Grasshopper posture or salabhasana is an intermediate backbend that helps in toning and fortifying the entire back. It encourages proper positioning for effortless deepening of backbends. It essentially readies a novice for deeper backbends and yoga poses, including the demanding wheel pose that stretches and opens up the entire body. It can aid with other poses, but do not overlook the gains of grasshopper posture!
While the traditional form of grasshopper posture holds various benefits, it is vital to recognize the restorative version, particularly for beginners managing conditions like rigidity, inflammation or digestive troubles, as per Shivani Bajwa, a yoga and wellness coach. She suggests commencing with the restorative variation, utilizing props to enrich the experience and address specific restrictions.
Performing grasshopper posture in the classic manner
• When lying on your belly on a yoga mat on the floor, exhale, raise head, arms and legs off the ground.
• Maintain strong buttocks while elongating your back.
• Envision a pressure pressing down your upper arms.
• Execute a push-up against resistance.
• Raise your skull toward the rear of your neck without projecting your chin.
• Maintain for 30 seconds to a minute, exhale to release then replicate the process two or three times.
What does the restful version of grasshopper pose entail?
• Explore hip extension in ardha salabhasana (half grasshopper posture) and position a bolster on the mat.
• Lie down with pelvis and chest on the bolster, utilizing a block under the forehead if needed.
• Point toes, place feet on the floor and raise thighs.
• Experiment with raising one leg at a time and then both legs simultaneously.
• Raise the legs higher than the hips, paying attention to any changes in the lower back.
What are the advantages of grasshopper posture
While grasshopper posture is beneficial for your back, it provides more wellness perks.
1. Fortifies lower back
This yoga pose targets and sculpts your lower back muscles, countering the effects of prolonged sitting, according to Bajwa.
2. Firms the buttocks
It engages and strengthens the gluteal muscles that aid in supporting the lower back while lifting something, and prevent knee injuries during activities like running.
3. Enhances posture
Grasshopper posture promotes proper spinal alignment, which assists in opening up the chest and shoulders.

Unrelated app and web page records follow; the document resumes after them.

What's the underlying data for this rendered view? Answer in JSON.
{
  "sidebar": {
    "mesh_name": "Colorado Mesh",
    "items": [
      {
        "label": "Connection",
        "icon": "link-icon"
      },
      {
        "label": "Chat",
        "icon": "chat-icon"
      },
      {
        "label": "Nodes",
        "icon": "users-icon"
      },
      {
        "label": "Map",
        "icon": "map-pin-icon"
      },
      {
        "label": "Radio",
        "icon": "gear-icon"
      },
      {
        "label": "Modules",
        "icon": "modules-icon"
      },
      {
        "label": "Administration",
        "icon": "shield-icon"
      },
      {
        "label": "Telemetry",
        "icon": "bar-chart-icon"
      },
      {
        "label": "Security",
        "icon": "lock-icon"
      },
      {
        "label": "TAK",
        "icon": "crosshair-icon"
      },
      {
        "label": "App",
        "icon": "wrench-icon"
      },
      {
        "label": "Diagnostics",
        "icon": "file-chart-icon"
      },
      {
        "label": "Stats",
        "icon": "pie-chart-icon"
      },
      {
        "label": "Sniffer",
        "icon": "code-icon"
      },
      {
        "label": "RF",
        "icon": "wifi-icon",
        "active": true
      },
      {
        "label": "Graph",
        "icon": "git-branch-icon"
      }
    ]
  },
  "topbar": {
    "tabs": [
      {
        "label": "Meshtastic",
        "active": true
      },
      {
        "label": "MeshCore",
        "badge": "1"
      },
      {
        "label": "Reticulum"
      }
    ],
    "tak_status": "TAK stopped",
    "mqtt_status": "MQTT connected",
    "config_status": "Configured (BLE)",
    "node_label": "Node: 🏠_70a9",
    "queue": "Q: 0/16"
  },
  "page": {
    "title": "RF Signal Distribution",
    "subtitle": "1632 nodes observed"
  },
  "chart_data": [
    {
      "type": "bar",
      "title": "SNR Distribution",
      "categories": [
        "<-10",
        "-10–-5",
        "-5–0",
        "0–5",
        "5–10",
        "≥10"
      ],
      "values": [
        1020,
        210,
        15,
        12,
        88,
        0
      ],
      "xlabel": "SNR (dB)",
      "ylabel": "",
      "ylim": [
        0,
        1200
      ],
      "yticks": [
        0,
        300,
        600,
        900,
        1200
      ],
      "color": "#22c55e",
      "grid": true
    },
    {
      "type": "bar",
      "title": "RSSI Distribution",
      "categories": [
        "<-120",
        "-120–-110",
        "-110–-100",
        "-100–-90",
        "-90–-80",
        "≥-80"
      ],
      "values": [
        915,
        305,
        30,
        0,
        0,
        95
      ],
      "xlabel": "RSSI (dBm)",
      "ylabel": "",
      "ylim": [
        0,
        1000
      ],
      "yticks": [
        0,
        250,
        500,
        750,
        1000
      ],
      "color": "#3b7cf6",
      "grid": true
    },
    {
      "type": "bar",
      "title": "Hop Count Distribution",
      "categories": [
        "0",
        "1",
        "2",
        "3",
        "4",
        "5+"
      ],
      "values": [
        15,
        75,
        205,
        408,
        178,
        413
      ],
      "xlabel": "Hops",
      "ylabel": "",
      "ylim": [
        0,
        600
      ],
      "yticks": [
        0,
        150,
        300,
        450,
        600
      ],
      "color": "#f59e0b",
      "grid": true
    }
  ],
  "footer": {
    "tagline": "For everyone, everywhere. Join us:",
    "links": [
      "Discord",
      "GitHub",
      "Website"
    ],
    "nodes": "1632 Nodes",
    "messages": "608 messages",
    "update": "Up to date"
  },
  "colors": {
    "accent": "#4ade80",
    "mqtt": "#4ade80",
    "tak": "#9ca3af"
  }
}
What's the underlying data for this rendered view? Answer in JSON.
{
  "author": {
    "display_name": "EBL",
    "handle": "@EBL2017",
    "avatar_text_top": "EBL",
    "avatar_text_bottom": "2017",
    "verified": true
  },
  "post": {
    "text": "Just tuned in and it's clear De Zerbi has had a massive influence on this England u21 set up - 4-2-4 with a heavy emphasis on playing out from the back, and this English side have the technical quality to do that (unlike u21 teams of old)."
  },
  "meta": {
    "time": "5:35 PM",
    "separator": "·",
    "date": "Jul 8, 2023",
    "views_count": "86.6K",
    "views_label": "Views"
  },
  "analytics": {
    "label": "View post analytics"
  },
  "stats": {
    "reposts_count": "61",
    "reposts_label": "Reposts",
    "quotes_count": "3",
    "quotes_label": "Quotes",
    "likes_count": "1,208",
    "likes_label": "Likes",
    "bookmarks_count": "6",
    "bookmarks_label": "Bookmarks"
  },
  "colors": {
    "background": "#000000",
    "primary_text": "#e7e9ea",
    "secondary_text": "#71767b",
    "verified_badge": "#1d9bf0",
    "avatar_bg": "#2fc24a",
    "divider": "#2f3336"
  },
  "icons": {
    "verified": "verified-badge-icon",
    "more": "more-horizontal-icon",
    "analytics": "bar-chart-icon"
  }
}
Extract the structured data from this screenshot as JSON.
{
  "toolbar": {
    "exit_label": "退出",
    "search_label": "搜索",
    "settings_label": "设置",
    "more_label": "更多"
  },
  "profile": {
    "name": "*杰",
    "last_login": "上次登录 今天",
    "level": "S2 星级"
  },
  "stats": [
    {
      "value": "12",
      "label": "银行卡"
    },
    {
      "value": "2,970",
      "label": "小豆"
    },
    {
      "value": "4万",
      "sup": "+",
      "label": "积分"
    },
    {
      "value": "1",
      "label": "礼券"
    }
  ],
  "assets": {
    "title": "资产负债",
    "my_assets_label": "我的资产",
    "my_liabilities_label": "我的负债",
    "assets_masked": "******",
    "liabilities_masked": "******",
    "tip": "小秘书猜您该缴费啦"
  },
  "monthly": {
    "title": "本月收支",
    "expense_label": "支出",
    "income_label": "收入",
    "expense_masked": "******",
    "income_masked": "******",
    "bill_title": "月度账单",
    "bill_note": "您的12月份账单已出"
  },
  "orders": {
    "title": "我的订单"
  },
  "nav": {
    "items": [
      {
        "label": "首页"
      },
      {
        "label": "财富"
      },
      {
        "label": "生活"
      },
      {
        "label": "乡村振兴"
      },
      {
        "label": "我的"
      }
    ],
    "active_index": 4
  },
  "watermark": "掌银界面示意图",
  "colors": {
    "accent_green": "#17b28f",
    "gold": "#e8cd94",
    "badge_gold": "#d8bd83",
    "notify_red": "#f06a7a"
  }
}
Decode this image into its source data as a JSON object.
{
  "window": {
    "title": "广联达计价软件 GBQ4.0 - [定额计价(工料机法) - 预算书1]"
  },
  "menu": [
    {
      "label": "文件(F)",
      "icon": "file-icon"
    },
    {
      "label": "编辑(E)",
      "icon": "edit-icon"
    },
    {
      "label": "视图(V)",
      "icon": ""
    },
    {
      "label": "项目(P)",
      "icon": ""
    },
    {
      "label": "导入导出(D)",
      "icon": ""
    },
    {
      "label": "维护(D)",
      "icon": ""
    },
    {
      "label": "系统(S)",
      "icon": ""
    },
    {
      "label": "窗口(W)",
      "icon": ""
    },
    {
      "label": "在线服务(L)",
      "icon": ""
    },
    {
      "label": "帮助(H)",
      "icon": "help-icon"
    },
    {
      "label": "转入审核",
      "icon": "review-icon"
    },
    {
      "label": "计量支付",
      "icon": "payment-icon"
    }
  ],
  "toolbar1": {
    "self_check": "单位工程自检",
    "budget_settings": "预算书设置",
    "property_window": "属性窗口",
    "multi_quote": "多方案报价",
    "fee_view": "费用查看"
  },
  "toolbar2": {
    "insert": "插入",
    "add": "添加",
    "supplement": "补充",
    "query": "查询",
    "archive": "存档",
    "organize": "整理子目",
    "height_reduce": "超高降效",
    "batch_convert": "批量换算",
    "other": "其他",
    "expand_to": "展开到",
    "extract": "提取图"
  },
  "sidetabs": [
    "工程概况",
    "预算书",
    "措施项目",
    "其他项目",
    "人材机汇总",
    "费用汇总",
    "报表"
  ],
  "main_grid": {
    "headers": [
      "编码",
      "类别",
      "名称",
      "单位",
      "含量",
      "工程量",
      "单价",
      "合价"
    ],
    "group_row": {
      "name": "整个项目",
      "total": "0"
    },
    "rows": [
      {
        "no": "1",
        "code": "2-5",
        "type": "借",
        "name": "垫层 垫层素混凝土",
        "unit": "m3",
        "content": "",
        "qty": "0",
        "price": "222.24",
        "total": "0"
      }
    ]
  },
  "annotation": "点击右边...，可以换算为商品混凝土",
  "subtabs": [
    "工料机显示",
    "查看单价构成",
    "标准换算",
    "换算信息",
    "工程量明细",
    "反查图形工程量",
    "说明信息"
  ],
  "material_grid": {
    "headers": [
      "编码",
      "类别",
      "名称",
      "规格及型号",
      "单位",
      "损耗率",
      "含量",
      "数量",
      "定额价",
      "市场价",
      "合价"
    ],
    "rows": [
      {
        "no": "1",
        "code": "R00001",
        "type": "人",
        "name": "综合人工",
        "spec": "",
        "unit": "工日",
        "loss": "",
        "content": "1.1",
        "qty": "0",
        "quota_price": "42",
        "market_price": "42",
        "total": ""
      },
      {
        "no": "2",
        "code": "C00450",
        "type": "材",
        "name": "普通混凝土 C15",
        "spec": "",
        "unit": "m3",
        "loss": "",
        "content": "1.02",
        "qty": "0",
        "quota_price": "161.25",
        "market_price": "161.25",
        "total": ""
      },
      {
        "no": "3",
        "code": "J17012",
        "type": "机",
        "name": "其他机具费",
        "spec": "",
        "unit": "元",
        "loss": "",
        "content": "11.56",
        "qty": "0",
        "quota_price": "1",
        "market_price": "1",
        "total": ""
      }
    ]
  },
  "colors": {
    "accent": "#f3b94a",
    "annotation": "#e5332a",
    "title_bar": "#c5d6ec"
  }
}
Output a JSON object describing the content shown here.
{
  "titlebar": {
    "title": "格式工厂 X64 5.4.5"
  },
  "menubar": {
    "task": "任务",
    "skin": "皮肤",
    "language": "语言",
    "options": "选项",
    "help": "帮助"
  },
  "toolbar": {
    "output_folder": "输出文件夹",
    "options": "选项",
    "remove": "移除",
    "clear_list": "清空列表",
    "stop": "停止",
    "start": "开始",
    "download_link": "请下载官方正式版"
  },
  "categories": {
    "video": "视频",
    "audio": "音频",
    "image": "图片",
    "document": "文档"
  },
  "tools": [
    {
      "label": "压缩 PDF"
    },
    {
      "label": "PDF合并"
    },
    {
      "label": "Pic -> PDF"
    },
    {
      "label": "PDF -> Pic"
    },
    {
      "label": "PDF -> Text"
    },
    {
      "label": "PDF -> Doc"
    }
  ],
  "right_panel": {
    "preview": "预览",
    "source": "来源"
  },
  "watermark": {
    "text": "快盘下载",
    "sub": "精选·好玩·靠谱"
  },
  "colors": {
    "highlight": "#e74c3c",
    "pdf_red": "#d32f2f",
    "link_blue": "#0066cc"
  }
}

4. Activates abdominal organs
It engages and activates abdominal organs, aiding digestion, crucial for breaking down food into nutrients for growth, energy and cell repair.
5. Stimulates the nervous system
The posture has a positive effect on the sacral and lumbar regions, potentially alleviating stress and fatigue.
6. Enhances respiratory function
Grasshopper posture assists in opening up the chest, allowing for deeper breaths and improved respiratory capacity.
7. Cultivates mental focus
This posture demands concentration, therefore, while practicing it, it can aid in mindfulness and mental clarity.
Who should refrain from grasshopper posture?
Grasshopper posture has numerous benefits, but it might not be appropriate for everyone, particularly those with:
• Severe or recent back injuries
• Expecting mothers, particularly in later stages
• Uncontrolled high blood pressure
• Recent abdominal surgery
• Wrist or shoulder injuries
• Migraines or headaches
What are some well-liked adaptations of grasshopper posture?
Grasshopper posture has some intriguing adaptations too!
• One-legged grasshopper posture (Eka pada salabhasana) for which you simply raise one leg off the mat for focused engagement.
• Floating grasshopper posture for which you need to lift your limbs without resting on the mat.
• Interlaced fingers variation for which you must intertwine your fingers behind your back for an added shoulder stretch.
These variations present many challenges, so engage in them if you are up for it!